About this exercise: Output the whole listing with nothing altered.

--

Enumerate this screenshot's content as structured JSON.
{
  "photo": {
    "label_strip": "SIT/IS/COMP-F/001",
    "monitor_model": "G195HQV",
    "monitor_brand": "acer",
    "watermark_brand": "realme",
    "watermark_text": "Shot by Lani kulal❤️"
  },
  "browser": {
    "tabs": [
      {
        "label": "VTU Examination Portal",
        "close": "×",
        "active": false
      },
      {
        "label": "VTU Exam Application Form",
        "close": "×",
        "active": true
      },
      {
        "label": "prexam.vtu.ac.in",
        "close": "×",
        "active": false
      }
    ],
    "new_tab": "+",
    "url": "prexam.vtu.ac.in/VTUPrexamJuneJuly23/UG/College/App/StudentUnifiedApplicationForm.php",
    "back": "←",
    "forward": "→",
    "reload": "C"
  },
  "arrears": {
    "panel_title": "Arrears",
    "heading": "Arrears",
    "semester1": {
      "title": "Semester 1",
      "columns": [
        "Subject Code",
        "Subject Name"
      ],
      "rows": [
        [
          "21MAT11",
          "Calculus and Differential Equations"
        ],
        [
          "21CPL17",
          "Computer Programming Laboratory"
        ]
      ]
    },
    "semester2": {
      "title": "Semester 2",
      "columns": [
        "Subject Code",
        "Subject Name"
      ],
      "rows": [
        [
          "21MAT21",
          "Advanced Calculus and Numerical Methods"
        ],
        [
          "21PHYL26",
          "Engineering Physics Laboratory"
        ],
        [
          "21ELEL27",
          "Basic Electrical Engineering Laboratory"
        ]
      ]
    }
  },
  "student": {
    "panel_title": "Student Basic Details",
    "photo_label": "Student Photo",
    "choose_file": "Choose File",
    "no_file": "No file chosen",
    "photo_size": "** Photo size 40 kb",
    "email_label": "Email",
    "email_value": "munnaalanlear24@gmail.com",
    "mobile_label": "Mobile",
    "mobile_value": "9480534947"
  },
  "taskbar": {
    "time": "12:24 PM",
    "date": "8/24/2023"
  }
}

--

Task result:
Enumerate this screenshot's content as structured JSON.
{
  "photo": {
    "label_strip": "SIT/IS/COMP-F/001",
    "monitor_model": "G195HQV",
    "monitor_brand": "acer",
    "watermark_brand": "realme",
    "watermark_text": "Shot by Lani kulal❤️"
  },
  "browser": {
    "tabs": [
      {
        "label": "VTU Examination Portal",
        "close": "×",
        "active": false
      },
      {
        "label": "VTU Exam Application Form",
        "close": "×",
        "active": true
      },
      {
        "label": "prexam.vtu.ac.in",
        "close": "×",
        "active": false
      }
    ],
    "new_tab": "+",
    "url": "prexam.vtu.ac.in/VTUPrexamJuneJuly23/UG/College/App/StudentUnifiedApplicationForm.php",
    "back": "←",
    "forward": "→",
    "reload": "C"
  },
  "arrears": {
    "panel_title": "Arrears",
    "heading": "Arrears",
    "semester1": {
      "title": "Semester 1",
      "columns": [
        "Subject Code",
        "Subject Name"
      ],
      "rows": [
        [
          "21MAT11",
          "Calculus and Differential Equations"
        ],
        [
          "21CPL17",
          "Computer Programming Laboratory"
        ]
      ]
    },
    "semester2": {
      "title": "Semester 2",
      "columns": [
        "Subject Code",
        "Subject Name"
      ],
      "rows": [
        [
          "21MAT21",
          "Advanced Calculus and Numerical Methods"
        ],
        [
          "21PHYL26",
          "Engineering Physics Laboratory"
        ],
        [
          "21ELEL27",
          "Basic Electrical Engineering Laboratory"
        ]
      ]
    }
  },
  "student": {
    "panel_title": "Student Basic Details",
    "photo_label": "Student Photo",
    "choose_file": "Choose File",
    "no_file": "No file chosen",
    "photo_size": "** Photo size 40 kb",
    "email_label": "Email",
    "email_value": "munnaalanlear24@gmail.com",
    "mobile_label": "Mobile",
    "mobile_value": "9480534947"
  },
  "taskbar": {
    "time": "12:24 PM",
    "date": "8/24/2023"
  }
}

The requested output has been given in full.